- **Problem statement**: Each record below should be given again exactly as it reads.

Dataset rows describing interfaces
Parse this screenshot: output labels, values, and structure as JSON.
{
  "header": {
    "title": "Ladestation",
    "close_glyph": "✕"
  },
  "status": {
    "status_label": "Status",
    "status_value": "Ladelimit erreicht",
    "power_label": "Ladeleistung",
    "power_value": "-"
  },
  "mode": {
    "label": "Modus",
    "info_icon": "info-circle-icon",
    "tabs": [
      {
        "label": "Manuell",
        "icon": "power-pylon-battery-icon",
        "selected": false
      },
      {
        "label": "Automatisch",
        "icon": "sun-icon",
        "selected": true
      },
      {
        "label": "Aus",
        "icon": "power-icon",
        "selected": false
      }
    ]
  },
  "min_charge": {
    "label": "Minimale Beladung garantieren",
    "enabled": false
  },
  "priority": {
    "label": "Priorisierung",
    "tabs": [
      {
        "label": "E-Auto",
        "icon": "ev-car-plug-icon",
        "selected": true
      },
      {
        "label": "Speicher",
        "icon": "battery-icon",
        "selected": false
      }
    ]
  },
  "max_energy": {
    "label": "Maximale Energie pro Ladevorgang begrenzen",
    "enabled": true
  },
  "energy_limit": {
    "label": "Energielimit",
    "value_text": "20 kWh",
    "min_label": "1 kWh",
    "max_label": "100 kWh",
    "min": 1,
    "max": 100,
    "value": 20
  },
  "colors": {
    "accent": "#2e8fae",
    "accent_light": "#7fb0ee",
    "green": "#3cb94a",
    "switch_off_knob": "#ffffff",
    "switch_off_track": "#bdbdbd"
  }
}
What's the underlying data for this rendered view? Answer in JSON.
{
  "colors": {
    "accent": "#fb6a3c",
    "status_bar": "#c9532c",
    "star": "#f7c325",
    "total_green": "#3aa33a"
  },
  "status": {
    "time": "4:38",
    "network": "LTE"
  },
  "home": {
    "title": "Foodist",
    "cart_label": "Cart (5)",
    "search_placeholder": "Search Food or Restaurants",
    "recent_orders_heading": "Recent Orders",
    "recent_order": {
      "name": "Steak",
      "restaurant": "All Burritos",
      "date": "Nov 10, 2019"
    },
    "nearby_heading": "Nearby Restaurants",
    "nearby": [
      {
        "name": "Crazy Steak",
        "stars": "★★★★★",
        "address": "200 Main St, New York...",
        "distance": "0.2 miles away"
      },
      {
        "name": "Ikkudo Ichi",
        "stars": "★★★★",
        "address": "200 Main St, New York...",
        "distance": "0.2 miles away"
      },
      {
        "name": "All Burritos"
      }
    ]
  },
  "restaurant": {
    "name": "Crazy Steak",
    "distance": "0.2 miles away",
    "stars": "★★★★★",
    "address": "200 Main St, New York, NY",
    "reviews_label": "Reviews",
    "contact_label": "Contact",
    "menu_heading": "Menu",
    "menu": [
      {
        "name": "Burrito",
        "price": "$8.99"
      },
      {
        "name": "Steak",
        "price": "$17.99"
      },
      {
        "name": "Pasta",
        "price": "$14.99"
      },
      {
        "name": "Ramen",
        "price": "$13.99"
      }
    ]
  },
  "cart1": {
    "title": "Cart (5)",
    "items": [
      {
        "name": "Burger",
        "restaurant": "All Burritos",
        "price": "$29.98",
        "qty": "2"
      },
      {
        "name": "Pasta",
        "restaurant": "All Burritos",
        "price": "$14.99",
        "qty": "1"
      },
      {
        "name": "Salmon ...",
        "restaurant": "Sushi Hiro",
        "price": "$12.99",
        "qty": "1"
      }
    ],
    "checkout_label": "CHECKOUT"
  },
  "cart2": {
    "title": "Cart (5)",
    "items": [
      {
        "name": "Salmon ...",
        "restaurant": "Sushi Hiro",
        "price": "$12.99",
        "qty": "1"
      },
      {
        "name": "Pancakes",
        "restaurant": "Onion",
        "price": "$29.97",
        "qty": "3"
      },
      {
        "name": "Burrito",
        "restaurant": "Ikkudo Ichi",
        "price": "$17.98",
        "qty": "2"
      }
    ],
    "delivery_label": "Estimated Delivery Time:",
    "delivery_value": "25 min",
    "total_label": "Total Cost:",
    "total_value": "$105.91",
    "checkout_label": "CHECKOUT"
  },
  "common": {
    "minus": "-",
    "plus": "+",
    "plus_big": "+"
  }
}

- **Solution below**:
Parse this screenshot: output labels, values, and structure as JSON.
{
  "header": {
    "title": "Ladestation",
    "close_glyph": "✕"
  },
  "status": {
    "status_label": "Status",
    "status_value": "Ladelimit erreicht",
    "power_label": "Ladeleistung",
    "power_value": "-"
  },
  "mode": {
    "label": "Modus",
    "info_icon": "info-circle-icon",
    "tabs": [
      {
        "label": "Manuell",
        "icon": "power-pylon-battery-icon",
        "selected": false
      },
      {
        "label": "Automatisch",
        "icon": "sun-icon",
        "selected": true
      },
      {
        "label": "Aus",
        "icon": "power-icon",
        "selected": false
      }
    ]
  },
  "min_charge": {
    "label": "Minimale Beladung garantieren",
    "enabled": false
  },
  "priority": {
    "label": "Priorisierung",
    "tabs": [
      {
        "label": "E-Auto",
        "icon": "ev-car-plug-icon",
        "selected": true
      },
      {
        "label": "Speicher",
        "icon": "battery-icon",
        "selected": false
      }
    ]
  },
  "max_energy": {
    "label": "Maximale Energie pro Ladevorgang begrenzen",
    "enabled": true
  },
  "energy_limit": {
    "label": "Energielimit",
    "value_text": "20 kWh",
    "min_label": "1 kWh",
    "max_label": "100 kWh",
    "min": 1,
    "max": 100,
    "value": 20
  },
  "colors": {
    "accent": "#2e8fae",
    "accent_light": "#7fb0ee",
    "green": "#3cb94a",
    "switch_off_knob": "#ffffff",
    "switch_off_track": "#bdbdbd"
  }
}
What's the underlying data for this rendered view? Answer in JSON.
{
  "colors": {
    "accent": "#fb6a3c",
    "status_bar": "#c9532c",
    "star": "#f7c325",
    "total_green": "#3aa33a"
  },
  "status": {
    "time": "4:38",
    "network": "LTE"
  },
  "home": {
    "title": "Foodist",
    "cart_label": "Cart (5)",
    "search_placeholder": "Search Food or Restaurants",
    "recent_orders_heading": "Recent Orders",
    "recent_order": {
      "name": "Steak",
      "restaurant": "All Burritos",
      "date": "Nov 10, 2019"
    },
    "nearby_heading": "Nearby Restaurants",
    "nearby": [
      {
        "name": "Crazy Steak",
        "stars": "★★★★★",
        "address": "200 Main St, New York...",
        "distance": "0.2 miles away"
      },
      {
        "name": "Ikkudo Ichi",
        "stars": "★★★★",
        "address": "200 Main St, New York...",
        "distance": "0.2 miles away"
      },
      {
        "name": "All Burritos"
      }
    ]
  },
  "restaurant": {
    "name": "Crazy Steak",
    "distance": "0.2 miles away",
    "stars": "★★★★★",
    "address": "200 Main St, New York, NY",
    "reviews_label": "Reviews",
    "contact_label": "Contact",
    "menu_heading": "Menu",
    "menu": [
      {
        "name": "Burrito",
        "price": "$8.99"
      },
      {
        "name": "Steak",
        "price": "$17.99"
      },
      {
        "name": "Pasta",
        "price": "$14.99"
      },
      {
        "name": "Ramen",
        "price": "$13.99"
      }
    ]
  },
  "cart1": {
    "title": "Cart (5)",
    "items": [
      {
        "name": "Burger",
        "restaurant": "All Burritos",
        "price": "$29.98",
        "qty": "2"
      },
      {
        "name": "Pasta",
        "restaurant": "All Burritos",
        "price": "$14.99",
        "qty": "1"
      },
      {
        "name": "Salmon ...",
        "restaurant": "Sushi Hiro",
        "price": "$12.99",
        "qty": "1"
      }
    ],
    "checkout_label": "CHECKOUT"
  },
  "cart2": {
    "title": "Cart (5)",
    "items": [
      {
        "name": "Salmon ...",
        "restaurant": "Sushi Hiro",
        "price": "$12.99",
        "qty": "1"
      },
      {
        "name": "Pancakes",
        "restaurant": "Onion",
        "price": "$29.97",
        "qty": "3"
      },
      {
        "name": "Burrito",
        "restaurant": "Ikkudo Ichi",
        "price": "$17.98",
        "qty": "2"
      }
    ],
    "delivery_label": "Estimated Delivery Time:",
    "delivery_value": "25 min",
    "total_label": "Total Cost:",
    "total_value": "$105.91",
    "checkout_label": "CHECKOUT"
  },
  "common": {
    "minus": "-",
    "plus": "+",
    "plus_big": "+"
  }
}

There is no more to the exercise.